Information shown:
----------------
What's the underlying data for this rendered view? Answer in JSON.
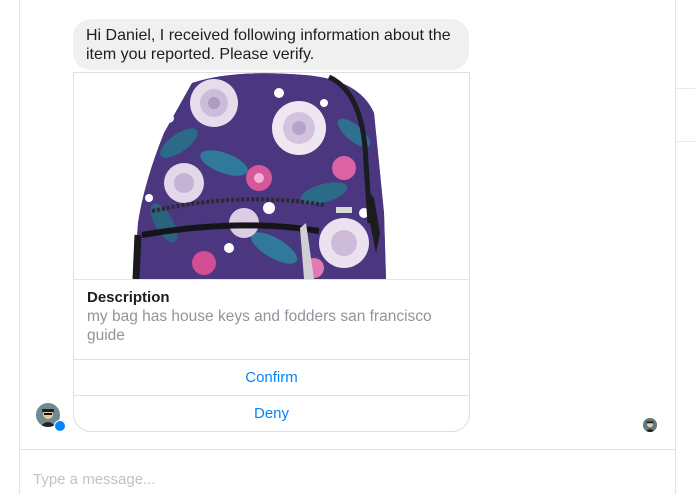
{
  "message": {
    "text": "Hi Daniel, I received following information about the item you reported. Please verify."
  },
  "card": {
    "image_alt": "floral backpack",
    "description_title": "Description",
    "description_text": "my bag has house keys and fodders san francisco guide",
    "buttons": [
      {
        "label": "Confirm"
      },
      {
        "label": "Deny"
      }
    ]
  },
  "composer": {
    "placeholder": "Type a message..."
  },
  "colors": {
    "accent": "#0084ff",
    "bubble_bg": "#f1f0f0",
    "muted_text": "#90949c"
  }
}
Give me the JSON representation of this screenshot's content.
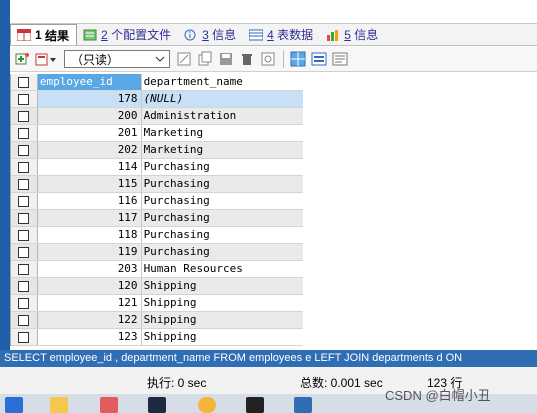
{
  "tabs": [
    {
      "num": "1",
      "label": "结果",
      "active": true
    },
    {
      "num": "2",
      "label": "个配置文件"
    },
    {
      "num": "3",
      "label": "信息"
    },
    {
      "num": "4",
      "label": "表数据"
    },
    {
      "num": "5",
      "label": "信息"
    }
  ],
  "toolbar": {
    "mode_select": "（只读）"
  },
  "grid": {
    "headers": {
      "id": "employee_id",
      "name": "department_name"
    },
    "rows": [
      {
        "id": "178",
        "name": "(NULL)"
      },
      {
        "id": "200",
        "name": "Administration"
      },
      {
        "id": "201",
        "name": "Marketing"
      },
      {
        "id": "202",
        "name": "Marketing"
      },
      {
        "id": "114",
        "name": "Purchasing"
      },
      {
        "id": "115",
        "name": "Purchasing"
      },
      {
        "id": "116",
        "name": "Purchasing"
      },
      {
        "id": "117",
        "name": "Purchasing"
      },
      {
        "id": "118",
        "name": "Purchasing"
      },
      {
        "id": "119",
        "name": "Purchasing"
      },
      {
        "id": "203",
        "name": "Human Resources"
      },
      {
        "id": "120",
        "name": "Shipping"
      },
      {
        "id": "121",
        "name": "Shipping"
      },
      {
        "id": "122",
        "name": "Shipping"
      },
      {
        "id": "123",
        "name": "Shipping"
      }
    ]
  },
  "sql": "SELECT employee_id , department_name FROM employees e LEFT JOIN departments d ON",
  "status": {
    "exec_time": "执行: 0 sec",
    "total_time": "总数: 0.001 sec",
    "row_count": "123 行"
  },
  "watermark": "CSDN @白帽小丑",
  "colors": {
    "accent": "#2f6eb5",
    "header": "#5aa7e6",
    "selected": "#c7dff7"
  }
}
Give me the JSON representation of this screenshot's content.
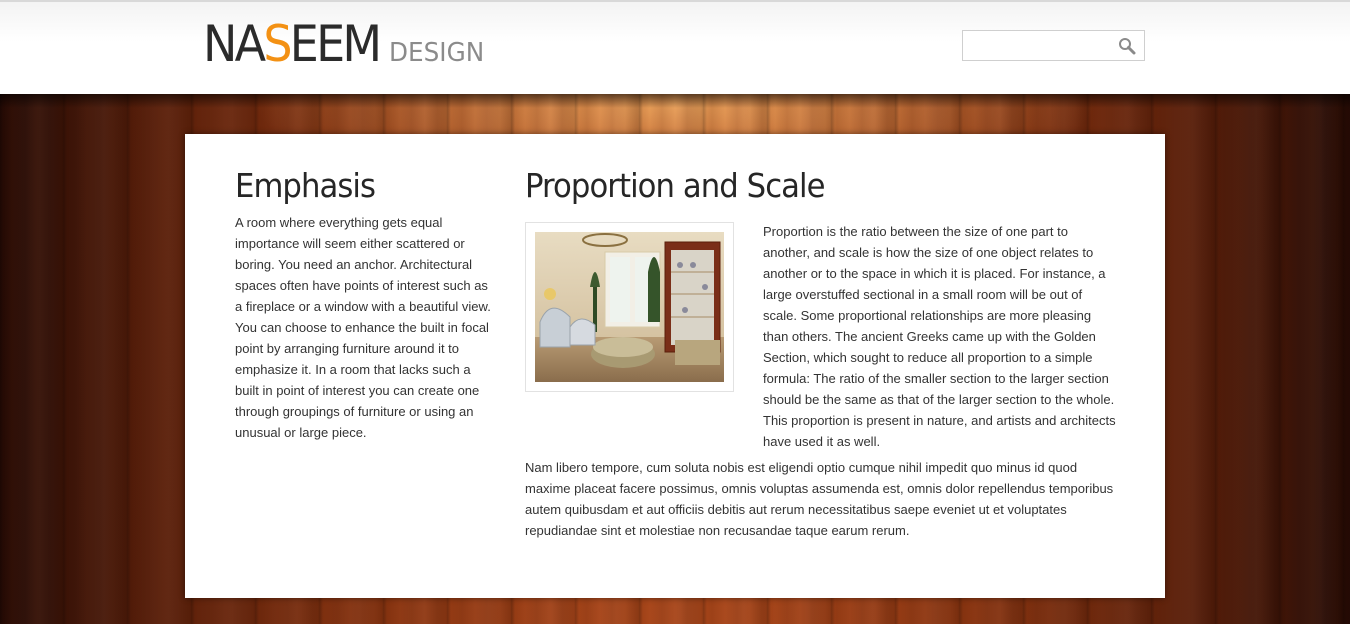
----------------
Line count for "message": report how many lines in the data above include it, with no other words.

Response below: 2